Timed for the centenary commemorations of the Armistice, ‘Recovering The Past’ has made its highly significant Australian debut at Gatakers Artspace on Queensland’s Fraser Coast.
The proud recipient of funding from the Queensland Governments Anzac100 Lasting Legacies grants scheme, the exhibition received a warm welcome from the Australian public.
A collaboration between the artist and RSL Maryborough sub-branch, the exhibition was greeted with critical acclaim by its many visitors.
The consequence of human trauma suffered by Queenslanders as a result of the Great War was laid bare on numerous occasions when tragic family histories were revealed to the artist by the exhibition’s visitors. Through many fascinating discussions with descendants of traumatised returned Australian soldiers who fought in Flanders, first hand accounts of the post-conflict hardship endured by those soldiers are still very much alive.
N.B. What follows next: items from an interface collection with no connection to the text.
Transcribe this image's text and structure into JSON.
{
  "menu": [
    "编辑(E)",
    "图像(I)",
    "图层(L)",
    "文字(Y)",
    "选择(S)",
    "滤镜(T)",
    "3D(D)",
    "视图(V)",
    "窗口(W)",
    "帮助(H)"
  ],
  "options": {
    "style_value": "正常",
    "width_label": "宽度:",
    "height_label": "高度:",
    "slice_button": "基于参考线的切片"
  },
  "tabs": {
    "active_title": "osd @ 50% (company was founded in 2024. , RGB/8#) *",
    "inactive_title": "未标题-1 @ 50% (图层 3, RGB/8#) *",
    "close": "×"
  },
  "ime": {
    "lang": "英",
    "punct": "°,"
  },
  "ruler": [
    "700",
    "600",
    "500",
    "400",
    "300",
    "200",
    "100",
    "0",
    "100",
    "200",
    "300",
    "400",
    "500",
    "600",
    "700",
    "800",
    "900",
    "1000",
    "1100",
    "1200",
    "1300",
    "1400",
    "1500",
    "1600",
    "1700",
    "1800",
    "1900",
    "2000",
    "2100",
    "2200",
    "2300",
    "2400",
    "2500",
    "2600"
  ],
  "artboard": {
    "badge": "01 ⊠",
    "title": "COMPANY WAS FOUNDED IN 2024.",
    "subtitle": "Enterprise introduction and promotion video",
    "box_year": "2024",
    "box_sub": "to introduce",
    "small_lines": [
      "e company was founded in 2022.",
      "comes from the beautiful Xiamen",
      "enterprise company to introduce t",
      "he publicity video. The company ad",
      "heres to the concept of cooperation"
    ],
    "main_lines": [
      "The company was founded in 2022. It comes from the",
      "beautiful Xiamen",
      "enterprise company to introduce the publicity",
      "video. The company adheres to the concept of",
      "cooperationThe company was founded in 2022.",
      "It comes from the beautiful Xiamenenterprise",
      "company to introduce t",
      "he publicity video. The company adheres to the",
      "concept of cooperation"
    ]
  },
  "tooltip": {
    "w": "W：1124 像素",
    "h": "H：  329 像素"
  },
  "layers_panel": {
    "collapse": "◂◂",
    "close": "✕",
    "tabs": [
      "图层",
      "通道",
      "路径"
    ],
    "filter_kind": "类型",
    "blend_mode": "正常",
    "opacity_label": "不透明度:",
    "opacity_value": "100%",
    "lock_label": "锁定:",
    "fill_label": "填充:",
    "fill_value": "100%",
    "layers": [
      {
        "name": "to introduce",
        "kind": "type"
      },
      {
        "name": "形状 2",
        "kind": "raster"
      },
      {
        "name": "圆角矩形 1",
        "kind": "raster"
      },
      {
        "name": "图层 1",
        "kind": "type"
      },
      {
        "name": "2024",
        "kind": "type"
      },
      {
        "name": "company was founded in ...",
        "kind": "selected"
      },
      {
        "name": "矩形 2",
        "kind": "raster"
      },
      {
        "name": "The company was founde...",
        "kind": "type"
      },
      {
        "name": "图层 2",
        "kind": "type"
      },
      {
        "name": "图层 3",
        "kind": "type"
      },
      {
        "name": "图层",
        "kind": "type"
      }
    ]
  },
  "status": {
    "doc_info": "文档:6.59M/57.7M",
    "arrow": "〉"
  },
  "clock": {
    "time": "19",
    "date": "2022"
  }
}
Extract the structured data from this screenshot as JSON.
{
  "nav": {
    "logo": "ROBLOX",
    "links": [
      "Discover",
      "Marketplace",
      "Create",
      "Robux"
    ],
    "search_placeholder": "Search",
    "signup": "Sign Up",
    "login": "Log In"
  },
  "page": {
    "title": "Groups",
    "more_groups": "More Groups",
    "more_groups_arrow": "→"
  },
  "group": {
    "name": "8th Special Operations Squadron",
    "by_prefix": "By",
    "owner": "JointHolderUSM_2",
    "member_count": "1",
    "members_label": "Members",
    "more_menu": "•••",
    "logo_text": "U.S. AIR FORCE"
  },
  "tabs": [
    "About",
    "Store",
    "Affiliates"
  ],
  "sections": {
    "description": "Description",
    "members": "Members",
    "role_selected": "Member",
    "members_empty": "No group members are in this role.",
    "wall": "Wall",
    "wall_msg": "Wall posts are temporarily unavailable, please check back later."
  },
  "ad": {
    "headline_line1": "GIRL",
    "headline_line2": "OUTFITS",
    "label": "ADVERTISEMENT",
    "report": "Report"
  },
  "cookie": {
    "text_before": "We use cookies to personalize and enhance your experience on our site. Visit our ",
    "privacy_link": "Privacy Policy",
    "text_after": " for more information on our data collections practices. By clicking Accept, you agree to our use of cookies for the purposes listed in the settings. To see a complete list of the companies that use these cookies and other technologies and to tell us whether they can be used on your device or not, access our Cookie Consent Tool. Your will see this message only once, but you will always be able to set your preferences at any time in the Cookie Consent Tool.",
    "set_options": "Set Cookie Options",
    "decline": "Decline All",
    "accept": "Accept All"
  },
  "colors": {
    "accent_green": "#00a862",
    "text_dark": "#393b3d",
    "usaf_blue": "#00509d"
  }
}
A century on from the signing of the Armistice, the exhibition was privileged to be reviewed by five - now elderly - visitors, each the child of an Australian soldier who fought at Passchendaele, and the very land where this project was produced. It was a sobering experience to witness these specific individuals study the exhibition’s artworks and see the Flanders Fields today, once the location of a tragic part of their fathers lives. The eldest of these visitors - the 98 year old Wilfred Bott - had not just his father, but in addition, five uncles all engaged in the fighting in Flanders. Astonishingly, all six of his ancestors returned physically unscathed.
The artist would like to convey his gratitude to all of this visitors who took the time to visit this exhibition on its hugely important Australian debut.
For a period of six months, 'Recovering The Past' featured proudly as a component of the centenary commemorations to the 'Third battle of Ypres' or 'Passchendaele'.
Featuring alongside a display of the work of legendary photographer Frank Hurley, this exhibition has been viewed by visitors from the world over.
Gleaned from discussions with those many visitors, the images of 'Recovering The Past' have created a tangible connection between the past and present.
Among the many who visited the exhibition in Ypres was British Prime Minister Theresa May.
United Nations, Geneva, December 2015, and the first public exhibition of Recovering The Past'.
Courtesy of Belgium's 'Federal Public Service Foreign Affairs', 'Recovering The Past' was exhibited at the 14th Meeting of States Parties to the Ottawa Convention, an eminent first display for the project.
Given an enthusiastic reception by Belgium's HRH Princess Astrid and Deputy Prime Minister Didier Reynders, the exhibition paved the way for the highly significant exhibition in Ypres, Belgium.